Again, this is a great and smart use of the GamePad’s unique features. However, there is a steep learning curve when incorporating these Alternate Controls in competitive play. With the quick pace of matches, most players may opt for the Classic Controls. Yet, it is nice that the Alternate Controls exist and they are fun to use when looking for a change of pace in matches.
Graphics and Sound
Graphically, FIFA 13 demonstrates what a leap the Wii U has made over its SD predecessor. Player models are rendered well and feature great animations. While a majority of the action takes place in a zoomed-out perspective to give the player a good idea of what is going on in the field in the moments when the camera angle changes and zooms in, the gamer can see what the player models have good detail and look really good. With player creation, the amount of detail the user has control over shows how good players can look in FIFA 13. The various stadiums are done well and look well, the only drawback is the look of the crowds because while they do feature some animation, they still look like cardboard. While they should not be fully articulated and independent, they can be distracting (while the Wii U is technically a next-gen console, it is running with only a slightly more powerful version of what the PS3 and Xbox 360 has).
The sound in FIFA 13 is excellent featuring great commentary from the various announcers that keeps up perfectly with the action happening on screen. There is not a giant lag time between the commentary and what the players are doing in the game; this lends a huge amount verisimilitude to the preceding. It is a hugely impressive feat. The sound effects from the crowd are good and they react to the action happening on the field. While the game features an impressive music soundtrack full of good songs from a number of great artist and Flo Rida, the only time the gamer really can hear them is when in menus. This makes sense considering the time and effort that EA Canada put into creating accurate play-by-play commentary, but there could have been a little more done with all this music that incorporates it some way into actual matches.

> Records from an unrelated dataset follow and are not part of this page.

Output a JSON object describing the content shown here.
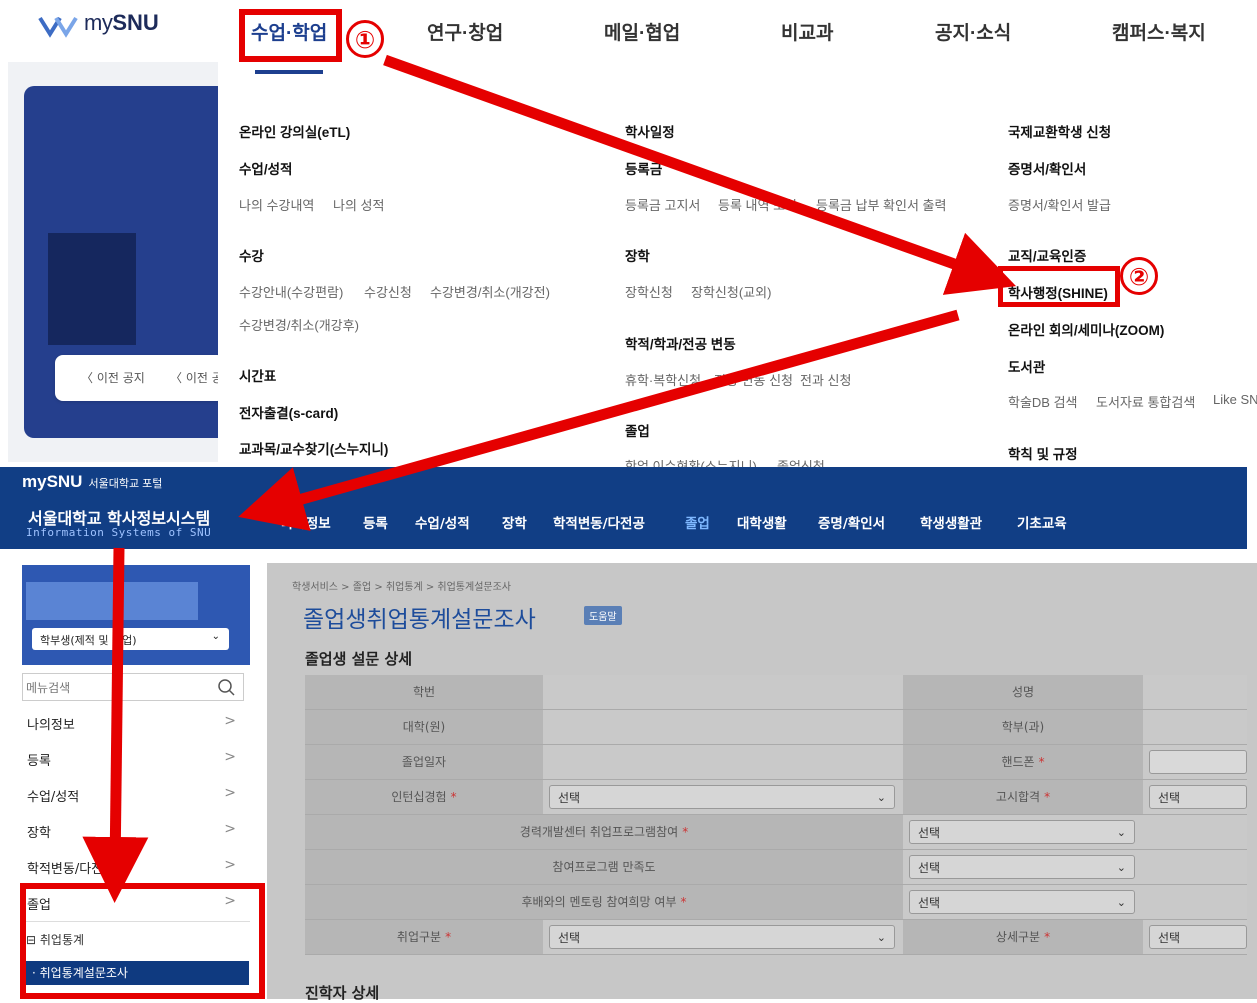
{
  "brand": {
    "my": "my",
    "snu": "SNU"
  },
  "top_nav": {
    "items": [
      "수업·학업",
      "연구·창업",
      "메일·협업",
      "비교과",
      "공지·소식",
      "캠퍼스·복지"
    ]
  },
  "left_card": {
    "prev1": "〈 이전 공지",
    "prev2": "〈 이전 공"
  },
  "mega_menu": {
    "col1": {
      "h1": "온라인 강의실(eTL)",
      "h2": "수업/성적",
      "l2": [
        "나의 수강내역",
        "나의 성적"
      ],
      "h3": "수강",
      "l3": [
        "수강안내(수강편람)",
        "수강신청",
        "수강변경/취소(개강전)"
      ],
      "l3b": "수강변경/취소(개강후)",
      "h4": "시간표",
      "h5": "전자출결(s-card)",
      "h6": "교과목/교수찾기(스누지니)"
    },
    "col2": {
      "h1": "학사일정",
      "h2": "등록금",
      "l2": [
        "등록금 고지서",
        "등록 내역 조회",
        "등록금 납부 확인서 출력"
      ],
      "h3": "장학",
      "l3": [
        "장학신청",
        "장학신청(교외)"
      ],
      "h4": "학적/학과/전공 변동",
      "l4": [
        "휴학·복학신청",
        "전공 변동 신청",
        "전과 신청"
      ],
      "h5": "졸업",
      "l5": [
        "학업 이수현황(스누지니)",
        "졸업신청"
      ]
    },
    "col3": {
      "h1": "국제교환학생 신청",
      "h2": "증명서/확인서",
      "l2": "증명서/확인서 발급",
      "h3": "교직/교육인증",
      "h4": "학사행정(SHINE)",
      "h5": "온라인 회의/세미나(ZOOM)",
      "h6": "도서관",
      "l6": [
        "학술DB 검색",
        "도서자료 통합검색",
        "Like SN"
      ],
      "h7": "학칙 및 규정"
    }
  },
  "portal": {
    "logo": "mySNU",
    "logo_sub": "서울대학교 포털",
    "title": "서울대학교 학사정보시스템",
    "subtitle": "Information Systems of SNU",
    "nav": [
      "나의정보",
      "등록",
      "수업/성적",
      "장학",
      "학적변동/다전공",
      "졸업",
      "대학생활",
      "증명/확인서",
      "학생생활관",
      "기초교육"
    ],
    "active_nav": "졸업"
  },
  "sidebar": {
    "select_value": "학부생(제적 및 졸업)",
    "search_placeholder": "메뉴검색",
    "items": [
      "나의정보",
      "등록",
      "수업/성적",
      "장학",
      "학적변동/다전공",
      "졸업"
    ],
    "sub1": "⊟ 취업통계",
    "sub2": "· 취업통계설문조사"
  },
  "content": {
    "breadcrumb": "학생서비스 > 졸업 > 취업통계 > 취업통계설문조사",
    "title": "졸업생취업통계설문조사",
    "help": "도움말",
    "section1": "졸업생 설문 상세",
    "section2": "진학자 상세",
    "labels": {
      "student_no": "학번",
      "name": "성명",
      "college": "대학(원)",
      "dept": "학부(과)",
      "grad_date": "졸업일자",
      "phone": "핸드폰",
      "intern": "인턴십경험",
      "exam": "고시합격",
      "career": "경력개발센터 취업프로그램참여",
      "satisfaction": "참여프로그램 만족도",
      "mentoring": "후배와의 멘토링 참여희망 여부",
      "emp_type": "취업구분",
      "detail_type": "상세구분"
    },
    "select_text": "선택",
    "required_mark": "*"
  },
  "annotations": {
    "n1": "①",
    "n2": "②"
  }
}
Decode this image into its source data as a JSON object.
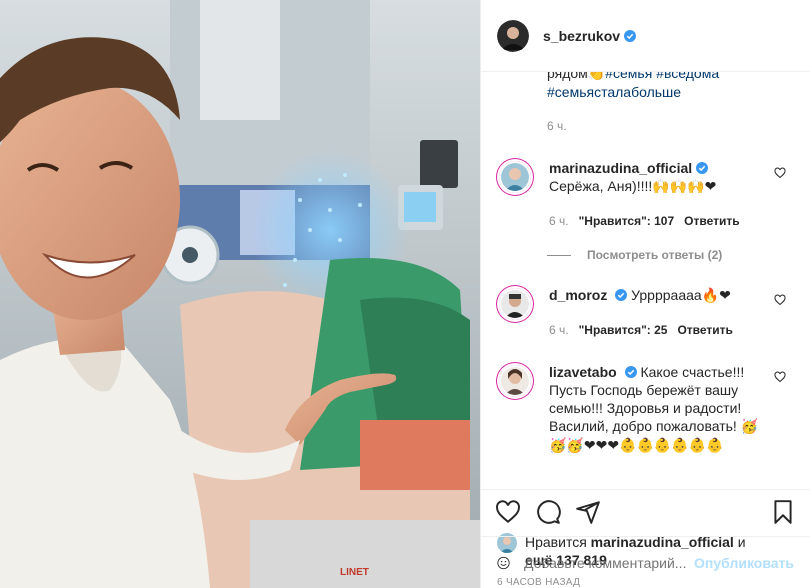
{
  "post": {
    "username": "s_bezrukov",
    "photo_alt": "Selfie in hospital room"
  },
  "caption": {
    "tail_text": "рядом",
    "tail_emoji": "👏",
    "tags": [
      "#семья",
      "#вседома",
      "#семьясталабольше"
    ],
    "time": "6 ч."
  },
  "comments": [
    {
      "username": "marinazudina_official",
      "text": "Серёжа, Аня)!!!!",
      "emoji": "🙌🙌🙌❤",
      "time": "6 ч.",
      "likes_label": "\"Нравится\": 107",
      "reply_label": "Ответить",
      "view_replies": "Посмотреть ответы (2)"
    },
    {
      "username": "d_moroz",
      "text": "Уррррaaaa",
      "emoji": "🔥❤",
      "time": "6 ч.",
      "likes_label": "\"Нравится\": 25",
      "reply_label": "Ответить"
    },
    {
      "username": "lizavetabo",
      "text": "Какое счастье!!! Пусть Господь бережёт вашу семью!!! Здоровья и радости! Василий, добро пожаловать!",
      "emoji": "🥳 🥳🥳❤❤❤👶👶👶👶👶👶"
    }
  ],
  "likes": {
    "prefix": "Нравится",
    "user": "marinazudina_official",
    "middle": "и",
    "more": "ещё 137 819"
  },
  "posted_ago": "6 ЧАСОВ НАЗАД",
  "add_comment": {
    "placeholder": "Добавьте комментарий...",
    "post_label": "Опубликовать"
  },
  "colors": {
    "link": "#00376b",
    "verified": "#3897f0",
    "heart": "#ed4956",
    "post_disabled": "#b2dffc"
  }
}
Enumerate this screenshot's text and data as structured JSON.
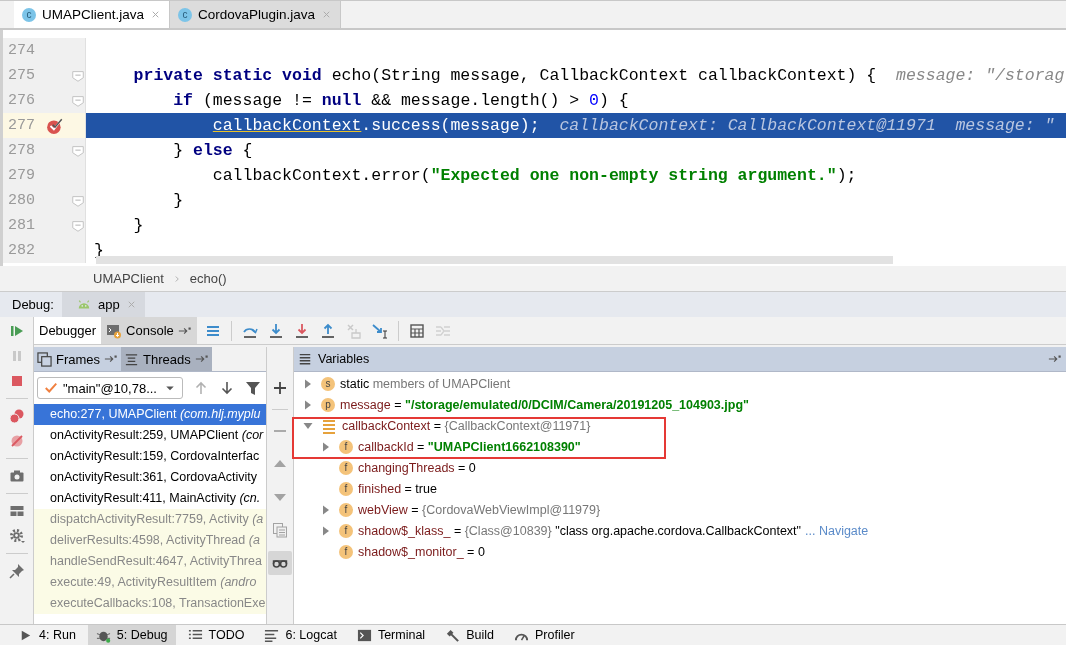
{
  "editor_tabs": [
    {
      "icon_letter": "c",
      "label": "UMAPClient.java",
      "selected": true
    },
    {
      "icon_letter": "c",
      "label": "CordovaPlugin.java",
      "selected": false
    }
  ],
  "code_lines": [
    {
      "number": "274",
      "fold": false,
      "breakpoint": false,
      "current": false
    },
    {
      "number": "275",
      "fold": true,
      "breakpoint": false,
      "current": false,
      "code": [
        {
          "kind": "keyword",
          "text": "    private static void"
        },
        {
          "kind": "plain",
          "text": " echo(String message, CallbackContext callbackContext) {"
        }
      ],
      "hints": [
        "message: \"/storag"
      ]
    },
    {
      "number": "276",
      "fold": true,
      "breakpoint": false,
      "current": false,
      "code": [
        {
          "kind": "keyword",
          "text": "        if"
        },
        {
          "kind": "plain",
          "text": " (message != "
        },
        {
          "kind": "keyword",
          "text": "null"
        },
        {
          "kind": "plain",
          "text": " && message.length() > "
        },
        {
          "kind": "number",
          "text": "0"
        },
        {
          "kind": "plain",
          "text": ") {"
        }
      ]
    },
    {
      "number": "277",
      "fold": false,
      "breakpoint": true,
      "current": true,
      "code": [
        {
          "kind": "usage",
          "text": "            callbackContext"
        },
        {
          "kind": "plain",
          "text": ".success(message);"
        }
      ],
      "hints": [
        "callbackContext: CallbackContext@11971",
        "message: \""
      ]
    },
    {
      "number": "278",
      "fold": true,
      "breakpoint": false,
      "current": false,
      "code": [
        {
          "kind": "plain",
          "text": "        } "
        },
        {
          "kind": "keyword",
          "text": "else"
        },
        {
          "kind": "plain",
          "text": " {"
        }
      ]
    },
    {
      "number": "279",
      "fold": false,
      "breakpoint": false,
      "current": false,
      "code": [
        {
          "kind": "plain",
          "text": "            callbackContext.error("
        },
        {
          "kind": "string",
          "text": "\"Expected one non-empty string argument.\""
        },
        {
          "kind": "plain",
          "text": ");"
        }
      ]
    },
    {
      "number": "280",
      "fold": true,
      "breakpoint": false,
      "current": false,
      "code": [
        {
          "kind": "plain",
          "text": "        }"
        }
      ]
    },
    {
      "number": "281",
      "fold": true,
      "breakpoint": false,
      "current": false,
      "code": [
        {
          "kind": "plain",
          "text": "    }"
        }
      ]
    },
    {
      "number": "282",
      "fold": false,
      "breakpoint": false,
      "current": false,
      "code": [
        {
          "kind": "plain",
          "text": "}"
        }
      ]
    }
  ],
  "breadcrumbs": [
    "UMAPClient",
    "echo()"
  ],
  "debug_header": {
    "title": "Debug:",
    "tab": "app"
  },
  "left_toolbar": [
    {
      "disabled": false
    },
    {
      "disabled": true
    },
    {
      "disabled": false
    },
    {
      "disabled": false
    },
    {
      "disabled": false
    },
    {
      "disabled": false
    },
    {
      "disabled": false
    },
    {
      "disabled": false
    },
    {
      "disabled": false
    }
  ],
  "debugger_tabs": [
    {
      "label": "Debugger",
      "selected": true
    },
    {
      "label": "Console",
      "selected": false
    }
  ],
  "debugger_toolbar": [
    {
      "disabled": false
    },
    {
      "disabled": false
    },
    {
      "disabled": false
    },
    {
      "disabled": false
    },
    {
      "disabled": false
    },
    {
      "disabled": true
    },
    {
      "disabled": false
    },
    {
      "disabled": false
    },
    {
      "disabled": true
    }
  ],
  "frames_tabs": [
    {
      "label": "Frames",
      "selected": true
    },
    {
      "label": "Threads",
      "selected": false
    }
  ],
  "thread_selector": {
    "value": "\"main\"@10,78..."
  },
  "frames_toolbar": [
    {
      "disabled": true
    },
    {
      "disabled": false
    },
    {
      "disabled": false
    }
  ],
  "frames": [
    {
      "text": "echo:277, UMAPClient *(com.hlj.myplu*",
      "selected": true,
      "library": false
    },
    {
      "text": "onActivityResult:259, UMAPClient *(cor*",
      "selected": false,
      "library": false
    },
    {
      "text": "onActivityResult:159, CordovaInterfac",
      "selected": false,
      "library": false
    },
    {
      "text": "onActivityResult:361, CordovaActivity",
      "selected": false,
      "library": false
    },
    {
      "text": "onActivityResult:411, MainActivity *(cn.*",
      "selected": false,
      "library": false
    },
    {
      "text": "dispatchActivityResult:7759, Activity *(a*",
      "selected": false,
      "library": true
    },
    {
      "text": "deliverResults:4598, ActivityThread *(a*",
      "selected": false,
      "library": true
    },
    {
      "text": "handleSendResult:4647, ActivityThrea",
      "selected": false,
      "library": true
    },
    {
      "text": "execute:49, ActivityResultItem *(andro*",
      "selected": false,
      "library": true
    },
    {
      "text": "executeCallbacks:108, TransactionExe",
      "selected": false,
      "library": true
    }
  ],
  "variables_toolbar": [
    {
      "disabled": false,
      "selected": false
    },
    {
      "disabled": true,
      "selected": false
    },
    {
      "disabled": true,
      "selected": false
    },
    {
      "disabled": true,
      "selected": false
    },
    {
      "disabled": true,
      "selected": false
    },
    {
      "disabled": false,
      "selected": true
    }
  ],
  "variables_title": "Variables",
  "variables": [
    {
      "kind": "static",
      "badge": "s",
      "name": "static",
      "note": "members of UMAPClient",
      "expandable": true,
      "expanded": false,
      "highlighted": false
    },
    {
      "kind": "param",
      "badge": "p",
      "name": "message",
      "separator": "=",
      "value": {
        "kind": "string",
        "text": "\"/storage/emulated/0/DCIM/Camera/20191205_104903.jpg\""
      },
      "expandable": true,
      "expanded": false,
      "highlighted": false
    },
    {
      "kind": "local",
      "name": "callbackContext",
      "separator": "=",
      "value": {
        "kind": "ref",
        "text": "{CallbackContext@11971}"
      },
      "expandable": true,
      "expanded": true,
      "highlighted": true,
      "children": [
        {
          "kind": "field",
          "badge": "f",
          "name": "callbackId",
          "separator": "=",
          "value": {
            "kind": "string",
            "text": "\"UMAPClient1662108390\""
          },
          "expandable": true,
          "expanded": false,
          "highlighted": true
        },
        {
          "kind": "field",
          "badge": "f",
          "name": "changingThreads",
          "separator": "=",
          "value": {
            "kind": "plain",
            "text": "0"
          },
          "expandable": false,
          "highlighted": false
        },
        {
          "kind": "field",
          "badge": "f",
          "name": "finished",
          "separator": "=",
          "value": {
            "kind": "plain",
            "text": "true"
          },
          "expandable": false,
          "highlighted": false
        },
        {
          "kind": "field",
          "badge": "f",
          "name": "webView",
          "separator": "=",
          "value": {
            "kind": "ref",
            "text": "{CordovaWebViewImpl@11979}"
          },
          "expandable": true,
          "expanded": false,
          "highlighted": false
        },
        {
          "kind": "field",
          "badge": "f",
          "name": "shadow$_klass_",
          "separator": "=",
          "value": {
            "kind": "ref",
            "text": "{Class@10839}"
          },
          "extra": "\"class org.apache.cordova.CallbackContext\"",
          "link": "... Navigate",
          "expandable": true,
          "expanded": false,
          "highlighted": false
        },
        {
          "kind": "field",
          "badge": "f",
          "name": "shadow$_monitor_",
          "separator": "=",
          "value": {
            "kind": "plain",
            "text": "0"
          },
          "expandable": false,
          "highlighted": false
        }
      ]
    }
  ],
  "bottom_tools": [
    {
      "label": "4: Run",
      "selected": false
    },
    {
      "label": "5: Debug",
      "selected": true
    },
    {
      "label": "TODO",
      "selected": false
    },
    {
      "label": "6: Logcat",
      "selected": false
    },
    {
      "label": "Terminal",
      "selected": false
    },
    {
      "label": "Build",
      "selected": false
    },
    {
      "label": "Profiler",
      "selected": false
    }
  ]
}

FIFA 13 for the Wii U is an interesting port of the yearly football series. The game thoughtfully incorporates the Wii U’s unique controls in a major way and while most players may opt for a more standard feel, they are worth giving a shot from time to time. The gameplay is as fun and enjoyable as ever. While FIFA 13 has been available on any number of systems (nearly anyway gamers could play FIFA, they are able to play FIFA 13) for a long time before FIFA 13 for the Wii U released alongside the system’s launch, if anyone managed to avoid picking up a copy then snagging it for Nintendo’s new system is worth doing.
tags: ea sports , fifa , fifa 13 , fifa 13 wii u , football , nintendo , review , soccer , wii-u